TO DO: Would you please copy every line from the records that contains the word "ByLayer"?

INFORMATION SUPPLIED:
*****

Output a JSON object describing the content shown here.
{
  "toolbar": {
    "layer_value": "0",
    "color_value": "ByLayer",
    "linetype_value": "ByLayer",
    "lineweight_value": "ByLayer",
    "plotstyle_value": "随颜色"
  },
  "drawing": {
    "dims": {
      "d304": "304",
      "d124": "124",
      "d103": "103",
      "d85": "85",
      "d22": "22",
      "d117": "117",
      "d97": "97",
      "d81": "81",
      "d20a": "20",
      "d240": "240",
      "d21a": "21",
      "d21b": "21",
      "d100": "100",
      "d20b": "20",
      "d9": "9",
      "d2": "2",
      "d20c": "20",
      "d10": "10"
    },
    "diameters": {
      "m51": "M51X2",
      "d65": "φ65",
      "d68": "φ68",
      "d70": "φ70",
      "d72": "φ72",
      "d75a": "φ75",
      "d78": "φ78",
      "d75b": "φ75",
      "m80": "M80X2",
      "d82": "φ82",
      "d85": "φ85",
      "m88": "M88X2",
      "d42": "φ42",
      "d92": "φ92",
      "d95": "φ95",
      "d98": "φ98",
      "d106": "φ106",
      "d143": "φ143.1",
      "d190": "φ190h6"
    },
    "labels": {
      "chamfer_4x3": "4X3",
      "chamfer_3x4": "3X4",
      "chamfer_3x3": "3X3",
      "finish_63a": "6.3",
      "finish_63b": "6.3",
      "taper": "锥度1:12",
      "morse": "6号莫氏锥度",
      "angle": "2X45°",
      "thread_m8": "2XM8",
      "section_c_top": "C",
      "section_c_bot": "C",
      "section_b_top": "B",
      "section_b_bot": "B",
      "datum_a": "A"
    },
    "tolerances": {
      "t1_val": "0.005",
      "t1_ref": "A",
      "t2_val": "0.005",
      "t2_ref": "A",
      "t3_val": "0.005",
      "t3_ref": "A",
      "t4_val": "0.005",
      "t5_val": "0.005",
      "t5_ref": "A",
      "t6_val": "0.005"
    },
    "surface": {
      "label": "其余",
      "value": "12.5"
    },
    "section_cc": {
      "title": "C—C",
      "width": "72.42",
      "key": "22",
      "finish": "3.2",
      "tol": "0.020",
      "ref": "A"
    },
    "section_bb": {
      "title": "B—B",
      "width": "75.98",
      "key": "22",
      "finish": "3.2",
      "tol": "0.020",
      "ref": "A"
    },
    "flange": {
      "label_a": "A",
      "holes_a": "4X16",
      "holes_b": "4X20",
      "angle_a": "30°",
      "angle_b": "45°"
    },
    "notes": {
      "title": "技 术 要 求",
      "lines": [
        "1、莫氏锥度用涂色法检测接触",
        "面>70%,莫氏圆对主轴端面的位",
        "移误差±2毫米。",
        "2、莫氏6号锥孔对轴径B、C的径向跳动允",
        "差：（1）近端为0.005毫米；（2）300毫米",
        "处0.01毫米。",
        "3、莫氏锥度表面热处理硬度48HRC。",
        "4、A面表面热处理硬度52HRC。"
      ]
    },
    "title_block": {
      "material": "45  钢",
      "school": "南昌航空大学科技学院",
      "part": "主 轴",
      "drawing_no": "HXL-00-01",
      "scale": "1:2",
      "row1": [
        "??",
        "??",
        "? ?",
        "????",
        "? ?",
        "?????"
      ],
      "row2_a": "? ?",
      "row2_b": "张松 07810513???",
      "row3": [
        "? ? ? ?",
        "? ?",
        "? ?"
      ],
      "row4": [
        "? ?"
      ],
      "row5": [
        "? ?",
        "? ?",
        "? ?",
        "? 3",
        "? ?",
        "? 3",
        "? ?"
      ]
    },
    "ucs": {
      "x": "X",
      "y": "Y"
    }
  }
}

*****

COMPLETED EXERCISE:
    "color_value": "ByLayer",
    "linetype_value": "ByLayer",
    "lineweight_value": "ByLayer",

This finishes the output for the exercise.